The extent of atrial fibrosis may also correlate with stroke. Stroke risk is typically assessed by a CHADS2 score, which is a composite of certain risk factors (congestive heart failure, hypertension, age, diabetes, and previous stroke or transient ischemic attack). However, many physicians believe CHADS2 does not take into account other key risk factors, such as gender and vascular disease. To learn more about CHADS2 and the newer risk factors, see New Stroke Risk Factors for Those with Atrial Fibrillation (AF): Female Gender, Heart Disease, and Age.

Dr. Marcos Daccarett from the CARMA Center presented his findings on left atrial remodeling and its role in predicting stroke at the recent Heart Rhythm Society (HRS) meeting. Nearly 20% of individuals who had the highest amount of fibrosis had strokes vs. less than 2% of patients who had minimal fibrosis. Dr. Daccarett received HRS’ Young Investigator award for this research.

AF staging and these findings on stroke have led to new treatment protocols at CARMA.

  • Utah 1 patients (less than 5% fibrosis) undergo catheter ablation, with the goal of isolating the pulmonary veins (PVs) that carry blood from the lungs to the heart. These patients are generally able to stop taking antiarrhythmic drugs and warfarin following ablation.
  • Utah 2 patients (5%–20% fibrosis) also undergo catheter ablation to isolate the pulmonary veins as well as to encircle them. These patients may also stop taking antiarrhythmic drugs and warfarin following ablation.
  • Utah 3 patients (20%–35% fibrosis) generally require more extensive lesion sets so doctors at CARMA ablate around the pulmonary veins and ablate large areas of the left atrium to “debulk” it. Debulking reduces the amount of tissue that might serve as a re-entry point for afib since ablating creates scar tissue that acts as a barrier to prevent afib from circulating or perpetuating. These patients remain on anticoagulant medication following ablation as they could remain at risk for stroke.
  • Utah 4 patients (more than 35% fibrosis) do not undergo a catheter ablation as evidence suggests that individuals with extensive remodeling may not benefit from it. Instead, they remain on rhythm or rate control medication as well as anticoagulant therapy.

“The bottom line is to stage your heart if you have afib to intervene early and promote the chances of cure rather than waiting too long and dealing with the consequences of the Utah 4 stage, which is the ‘point of no return’,” Dr. Marrouche advises.

The staging system has been validated now on over 400 patients. Dr. Marrouche and his colleagues are taking their single-center experience on the road. They have initiated a multi-center clinical trial to investigate the effectiveness of the Utah AF staging system in predicting outcomes of catheter ablation in a broader patient population. At least 20 centers worldwide, including Cleveland Clinic, Mayo Clinic, Loyola, the University of Pennsylvania, and CHU Bordeaux, are participating in the study. For further information on the trial, see the DECAAF Study.

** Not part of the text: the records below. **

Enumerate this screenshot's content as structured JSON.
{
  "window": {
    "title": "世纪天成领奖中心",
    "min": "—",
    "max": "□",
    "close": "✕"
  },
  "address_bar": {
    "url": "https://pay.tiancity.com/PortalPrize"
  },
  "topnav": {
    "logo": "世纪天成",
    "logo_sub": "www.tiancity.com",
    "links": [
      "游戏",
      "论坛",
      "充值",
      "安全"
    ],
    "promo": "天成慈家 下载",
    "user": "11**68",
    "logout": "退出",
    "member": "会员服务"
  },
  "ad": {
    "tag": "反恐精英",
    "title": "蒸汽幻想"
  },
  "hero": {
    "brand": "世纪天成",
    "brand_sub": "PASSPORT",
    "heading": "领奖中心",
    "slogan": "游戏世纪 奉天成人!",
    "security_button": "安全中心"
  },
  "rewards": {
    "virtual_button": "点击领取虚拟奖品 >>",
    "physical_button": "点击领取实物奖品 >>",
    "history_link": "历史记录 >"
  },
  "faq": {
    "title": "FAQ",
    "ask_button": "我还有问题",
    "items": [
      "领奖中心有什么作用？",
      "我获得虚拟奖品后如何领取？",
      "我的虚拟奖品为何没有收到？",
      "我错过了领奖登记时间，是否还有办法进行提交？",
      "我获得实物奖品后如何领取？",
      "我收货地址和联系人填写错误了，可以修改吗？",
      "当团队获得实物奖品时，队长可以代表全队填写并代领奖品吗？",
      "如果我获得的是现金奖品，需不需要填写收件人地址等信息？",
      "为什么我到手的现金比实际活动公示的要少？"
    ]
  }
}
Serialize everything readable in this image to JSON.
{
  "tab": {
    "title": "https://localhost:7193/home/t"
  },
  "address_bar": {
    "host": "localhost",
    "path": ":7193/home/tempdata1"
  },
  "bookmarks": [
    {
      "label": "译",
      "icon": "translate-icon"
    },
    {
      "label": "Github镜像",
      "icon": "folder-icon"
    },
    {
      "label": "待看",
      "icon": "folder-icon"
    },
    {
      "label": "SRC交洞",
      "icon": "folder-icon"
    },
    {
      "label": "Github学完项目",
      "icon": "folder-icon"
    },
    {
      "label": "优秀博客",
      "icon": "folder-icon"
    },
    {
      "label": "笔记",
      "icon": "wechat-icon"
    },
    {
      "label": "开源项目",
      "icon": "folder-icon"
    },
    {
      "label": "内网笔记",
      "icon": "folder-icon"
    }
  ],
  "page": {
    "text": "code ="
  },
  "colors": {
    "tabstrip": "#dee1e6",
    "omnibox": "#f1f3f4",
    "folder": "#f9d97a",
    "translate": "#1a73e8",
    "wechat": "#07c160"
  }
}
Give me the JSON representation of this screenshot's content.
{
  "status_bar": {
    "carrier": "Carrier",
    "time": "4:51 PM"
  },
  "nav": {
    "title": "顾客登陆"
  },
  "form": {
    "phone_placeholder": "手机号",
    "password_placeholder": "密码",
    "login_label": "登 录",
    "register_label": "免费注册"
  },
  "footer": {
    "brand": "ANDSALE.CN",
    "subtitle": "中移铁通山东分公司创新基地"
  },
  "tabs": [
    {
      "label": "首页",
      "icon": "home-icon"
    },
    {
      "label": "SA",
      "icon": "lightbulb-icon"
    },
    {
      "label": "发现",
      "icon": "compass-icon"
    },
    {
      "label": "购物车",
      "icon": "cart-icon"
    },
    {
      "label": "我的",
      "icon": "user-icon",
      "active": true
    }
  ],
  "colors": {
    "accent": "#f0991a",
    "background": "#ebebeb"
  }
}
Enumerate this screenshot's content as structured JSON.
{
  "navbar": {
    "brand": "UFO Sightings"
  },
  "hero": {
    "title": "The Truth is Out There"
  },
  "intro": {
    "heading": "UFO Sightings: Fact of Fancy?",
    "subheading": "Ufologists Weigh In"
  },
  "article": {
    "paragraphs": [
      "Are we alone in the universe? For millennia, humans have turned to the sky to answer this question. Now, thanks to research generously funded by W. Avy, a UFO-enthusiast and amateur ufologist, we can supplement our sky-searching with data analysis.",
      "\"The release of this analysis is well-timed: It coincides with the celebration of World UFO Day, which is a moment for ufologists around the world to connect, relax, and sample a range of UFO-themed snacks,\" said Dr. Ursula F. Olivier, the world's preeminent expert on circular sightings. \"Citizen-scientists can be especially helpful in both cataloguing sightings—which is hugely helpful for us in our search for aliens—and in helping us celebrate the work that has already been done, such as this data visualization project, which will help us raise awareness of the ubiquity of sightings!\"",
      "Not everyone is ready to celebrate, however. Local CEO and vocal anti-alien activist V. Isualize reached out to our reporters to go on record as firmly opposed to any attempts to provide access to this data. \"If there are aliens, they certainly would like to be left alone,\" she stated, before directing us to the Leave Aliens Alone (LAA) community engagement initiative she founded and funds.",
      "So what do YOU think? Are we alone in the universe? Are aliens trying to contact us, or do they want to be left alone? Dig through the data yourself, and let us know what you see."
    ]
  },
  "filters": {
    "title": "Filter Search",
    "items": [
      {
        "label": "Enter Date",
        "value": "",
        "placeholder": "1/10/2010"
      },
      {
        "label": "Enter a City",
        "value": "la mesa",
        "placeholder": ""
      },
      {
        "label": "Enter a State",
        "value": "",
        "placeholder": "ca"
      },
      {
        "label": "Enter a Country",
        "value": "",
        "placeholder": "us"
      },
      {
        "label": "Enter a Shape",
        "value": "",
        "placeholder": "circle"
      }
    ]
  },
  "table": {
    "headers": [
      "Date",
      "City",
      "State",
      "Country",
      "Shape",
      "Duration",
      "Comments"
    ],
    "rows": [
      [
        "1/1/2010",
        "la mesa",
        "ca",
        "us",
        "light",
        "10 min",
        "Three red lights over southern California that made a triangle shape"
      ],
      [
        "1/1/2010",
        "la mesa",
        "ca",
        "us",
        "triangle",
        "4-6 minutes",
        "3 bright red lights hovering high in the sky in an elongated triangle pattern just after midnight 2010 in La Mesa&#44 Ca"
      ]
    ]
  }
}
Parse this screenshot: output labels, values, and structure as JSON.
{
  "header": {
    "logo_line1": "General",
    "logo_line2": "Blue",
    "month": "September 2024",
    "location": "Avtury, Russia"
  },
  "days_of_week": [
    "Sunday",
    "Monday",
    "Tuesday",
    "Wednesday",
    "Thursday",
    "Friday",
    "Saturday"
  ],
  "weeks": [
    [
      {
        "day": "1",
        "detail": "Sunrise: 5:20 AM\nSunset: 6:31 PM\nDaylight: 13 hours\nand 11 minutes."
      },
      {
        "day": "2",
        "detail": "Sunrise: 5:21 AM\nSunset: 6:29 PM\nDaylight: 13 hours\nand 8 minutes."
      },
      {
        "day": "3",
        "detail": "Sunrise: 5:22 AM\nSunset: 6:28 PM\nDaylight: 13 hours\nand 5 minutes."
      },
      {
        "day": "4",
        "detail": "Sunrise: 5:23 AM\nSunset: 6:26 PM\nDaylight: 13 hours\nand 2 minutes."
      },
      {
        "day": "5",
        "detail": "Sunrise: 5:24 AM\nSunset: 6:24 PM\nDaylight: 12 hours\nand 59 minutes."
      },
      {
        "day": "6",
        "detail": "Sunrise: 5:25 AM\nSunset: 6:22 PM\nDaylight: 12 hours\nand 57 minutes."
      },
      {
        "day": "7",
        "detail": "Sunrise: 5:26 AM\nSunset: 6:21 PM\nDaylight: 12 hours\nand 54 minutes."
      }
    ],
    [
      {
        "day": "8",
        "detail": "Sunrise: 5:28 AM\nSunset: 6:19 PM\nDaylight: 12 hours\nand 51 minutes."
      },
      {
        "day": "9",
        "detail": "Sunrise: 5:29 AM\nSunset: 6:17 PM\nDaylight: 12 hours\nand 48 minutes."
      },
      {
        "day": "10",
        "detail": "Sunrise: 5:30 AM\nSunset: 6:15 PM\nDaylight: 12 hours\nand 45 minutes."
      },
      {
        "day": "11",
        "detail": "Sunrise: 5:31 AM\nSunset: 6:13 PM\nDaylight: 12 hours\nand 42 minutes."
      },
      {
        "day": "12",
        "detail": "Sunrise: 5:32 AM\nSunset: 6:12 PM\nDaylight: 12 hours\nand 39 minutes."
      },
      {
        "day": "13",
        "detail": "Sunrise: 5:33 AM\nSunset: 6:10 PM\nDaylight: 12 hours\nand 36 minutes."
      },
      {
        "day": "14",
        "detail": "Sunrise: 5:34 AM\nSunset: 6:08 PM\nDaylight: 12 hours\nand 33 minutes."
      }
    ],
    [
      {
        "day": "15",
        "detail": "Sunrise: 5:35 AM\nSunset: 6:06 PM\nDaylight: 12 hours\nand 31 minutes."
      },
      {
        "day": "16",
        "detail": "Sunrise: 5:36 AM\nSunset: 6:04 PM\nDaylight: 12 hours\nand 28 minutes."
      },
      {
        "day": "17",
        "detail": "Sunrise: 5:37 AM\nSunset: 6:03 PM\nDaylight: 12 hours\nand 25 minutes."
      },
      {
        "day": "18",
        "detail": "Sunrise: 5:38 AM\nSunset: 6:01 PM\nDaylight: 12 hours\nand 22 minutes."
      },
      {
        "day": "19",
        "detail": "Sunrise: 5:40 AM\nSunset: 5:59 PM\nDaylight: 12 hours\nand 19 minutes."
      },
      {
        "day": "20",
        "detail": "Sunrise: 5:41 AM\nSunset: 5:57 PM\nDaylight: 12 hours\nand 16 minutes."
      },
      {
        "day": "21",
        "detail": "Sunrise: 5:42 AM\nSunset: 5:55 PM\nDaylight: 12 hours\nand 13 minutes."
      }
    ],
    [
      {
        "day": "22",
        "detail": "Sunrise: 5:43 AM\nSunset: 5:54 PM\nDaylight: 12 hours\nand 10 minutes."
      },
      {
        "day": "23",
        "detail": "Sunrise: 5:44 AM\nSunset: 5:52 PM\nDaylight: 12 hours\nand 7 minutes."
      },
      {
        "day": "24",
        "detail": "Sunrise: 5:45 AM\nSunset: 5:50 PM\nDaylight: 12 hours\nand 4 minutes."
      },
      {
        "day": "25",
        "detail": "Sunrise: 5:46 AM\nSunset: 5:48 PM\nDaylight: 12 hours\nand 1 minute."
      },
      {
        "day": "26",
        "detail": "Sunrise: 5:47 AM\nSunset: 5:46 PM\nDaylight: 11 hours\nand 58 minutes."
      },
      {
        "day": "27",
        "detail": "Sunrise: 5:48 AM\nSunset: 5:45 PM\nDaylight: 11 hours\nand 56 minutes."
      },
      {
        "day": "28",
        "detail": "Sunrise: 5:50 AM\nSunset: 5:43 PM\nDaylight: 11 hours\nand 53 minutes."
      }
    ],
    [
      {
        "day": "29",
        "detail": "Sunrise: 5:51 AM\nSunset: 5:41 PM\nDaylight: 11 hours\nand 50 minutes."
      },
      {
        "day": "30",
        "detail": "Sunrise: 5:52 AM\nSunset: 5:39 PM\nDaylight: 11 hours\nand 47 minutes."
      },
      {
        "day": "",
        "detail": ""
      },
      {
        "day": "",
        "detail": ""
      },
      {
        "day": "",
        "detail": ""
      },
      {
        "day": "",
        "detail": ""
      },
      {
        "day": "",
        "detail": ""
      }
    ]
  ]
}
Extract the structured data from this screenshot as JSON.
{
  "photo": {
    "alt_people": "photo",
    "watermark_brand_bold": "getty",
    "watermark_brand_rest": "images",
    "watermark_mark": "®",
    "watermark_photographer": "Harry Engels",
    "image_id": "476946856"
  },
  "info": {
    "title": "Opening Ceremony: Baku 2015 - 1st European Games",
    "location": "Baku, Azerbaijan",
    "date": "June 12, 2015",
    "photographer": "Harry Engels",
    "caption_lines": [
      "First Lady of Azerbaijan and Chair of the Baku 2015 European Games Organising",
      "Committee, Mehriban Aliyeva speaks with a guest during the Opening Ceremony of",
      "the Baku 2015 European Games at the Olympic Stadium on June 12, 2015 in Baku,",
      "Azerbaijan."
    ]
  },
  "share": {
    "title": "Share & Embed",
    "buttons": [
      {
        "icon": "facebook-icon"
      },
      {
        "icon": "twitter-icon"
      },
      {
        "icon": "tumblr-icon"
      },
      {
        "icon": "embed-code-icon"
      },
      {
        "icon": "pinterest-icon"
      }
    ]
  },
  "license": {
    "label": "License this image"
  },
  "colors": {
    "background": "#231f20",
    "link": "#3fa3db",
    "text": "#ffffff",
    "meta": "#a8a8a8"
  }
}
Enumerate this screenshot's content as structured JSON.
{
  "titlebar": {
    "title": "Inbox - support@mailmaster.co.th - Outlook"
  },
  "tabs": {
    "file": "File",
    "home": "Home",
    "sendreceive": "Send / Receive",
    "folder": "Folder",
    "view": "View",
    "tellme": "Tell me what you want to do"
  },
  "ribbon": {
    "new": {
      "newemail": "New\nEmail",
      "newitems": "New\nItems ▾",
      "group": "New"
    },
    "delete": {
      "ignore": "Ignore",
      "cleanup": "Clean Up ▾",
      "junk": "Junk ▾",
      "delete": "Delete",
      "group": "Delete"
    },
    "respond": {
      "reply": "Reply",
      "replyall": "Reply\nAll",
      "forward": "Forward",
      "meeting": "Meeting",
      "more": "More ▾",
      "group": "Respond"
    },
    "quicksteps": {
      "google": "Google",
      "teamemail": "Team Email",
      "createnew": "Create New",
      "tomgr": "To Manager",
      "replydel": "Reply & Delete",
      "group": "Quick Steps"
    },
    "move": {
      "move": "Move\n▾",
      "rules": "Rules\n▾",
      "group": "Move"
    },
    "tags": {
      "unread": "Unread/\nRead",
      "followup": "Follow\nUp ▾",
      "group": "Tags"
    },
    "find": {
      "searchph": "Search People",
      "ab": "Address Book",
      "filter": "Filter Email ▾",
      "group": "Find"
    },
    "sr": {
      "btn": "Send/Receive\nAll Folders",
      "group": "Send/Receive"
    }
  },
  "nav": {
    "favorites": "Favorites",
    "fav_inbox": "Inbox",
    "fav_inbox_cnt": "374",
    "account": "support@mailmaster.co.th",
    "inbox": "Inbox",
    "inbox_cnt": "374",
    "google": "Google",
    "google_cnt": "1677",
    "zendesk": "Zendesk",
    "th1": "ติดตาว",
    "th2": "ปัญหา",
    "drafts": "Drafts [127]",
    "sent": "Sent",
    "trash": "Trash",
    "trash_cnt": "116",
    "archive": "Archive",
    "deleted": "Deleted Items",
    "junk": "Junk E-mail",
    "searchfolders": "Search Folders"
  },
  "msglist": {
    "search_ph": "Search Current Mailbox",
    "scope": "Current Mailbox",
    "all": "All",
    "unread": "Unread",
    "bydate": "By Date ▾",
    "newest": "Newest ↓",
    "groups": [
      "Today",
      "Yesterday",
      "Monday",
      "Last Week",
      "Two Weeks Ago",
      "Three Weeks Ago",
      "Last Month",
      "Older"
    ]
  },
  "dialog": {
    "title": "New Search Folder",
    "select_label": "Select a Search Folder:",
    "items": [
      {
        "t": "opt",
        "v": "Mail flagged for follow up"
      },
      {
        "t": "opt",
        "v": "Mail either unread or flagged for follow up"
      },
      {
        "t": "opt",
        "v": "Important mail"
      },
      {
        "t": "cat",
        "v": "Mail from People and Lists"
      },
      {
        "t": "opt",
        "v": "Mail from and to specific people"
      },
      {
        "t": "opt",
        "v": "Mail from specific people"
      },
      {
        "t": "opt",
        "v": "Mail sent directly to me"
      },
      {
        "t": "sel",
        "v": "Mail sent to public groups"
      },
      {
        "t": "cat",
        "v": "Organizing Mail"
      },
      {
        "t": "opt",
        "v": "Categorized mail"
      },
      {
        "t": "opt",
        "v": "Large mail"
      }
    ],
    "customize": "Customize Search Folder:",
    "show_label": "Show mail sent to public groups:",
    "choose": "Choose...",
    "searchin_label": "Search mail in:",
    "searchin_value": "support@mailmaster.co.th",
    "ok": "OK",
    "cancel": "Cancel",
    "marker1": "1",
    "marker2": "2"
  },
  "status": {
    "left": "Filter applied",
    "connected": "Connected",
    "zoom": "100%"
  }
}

Disclaimer:  Patients come first at — we will not compromise on that. Thus donors must do something exceptional to earn coverage here. While the CARMA Center is a new donor to, and Mellanie has recently visited the facility, this research is truly important information for afib patients and must be covered. When Dr. Marrouche presented this research recently at Heart Rhythm Society, we saw many EPs’ eyes light up. His earlier research into this won him the HRS’ Eric N. Prystowsky Fellow Clinical Research Award in 2008. And at HRS this year, Dr. Daccarett won the HRS’ Young Investigator Award for a part of this research. Many top centers are joining the CARMA Center in their DECAAF trial, which could potentially revolutionize atrial fibrillation treatment and stroke avoidance. Therefore, we are covering this exceptional research because of the potential significance it holds for the afib community.

Christine Welniak writes about atrial fibrillation and other heart diseases/conditions for patients, medical professionals, and investors. 

Mellanie True Hills is founder and CEO of and an atrial fibrillation survivor.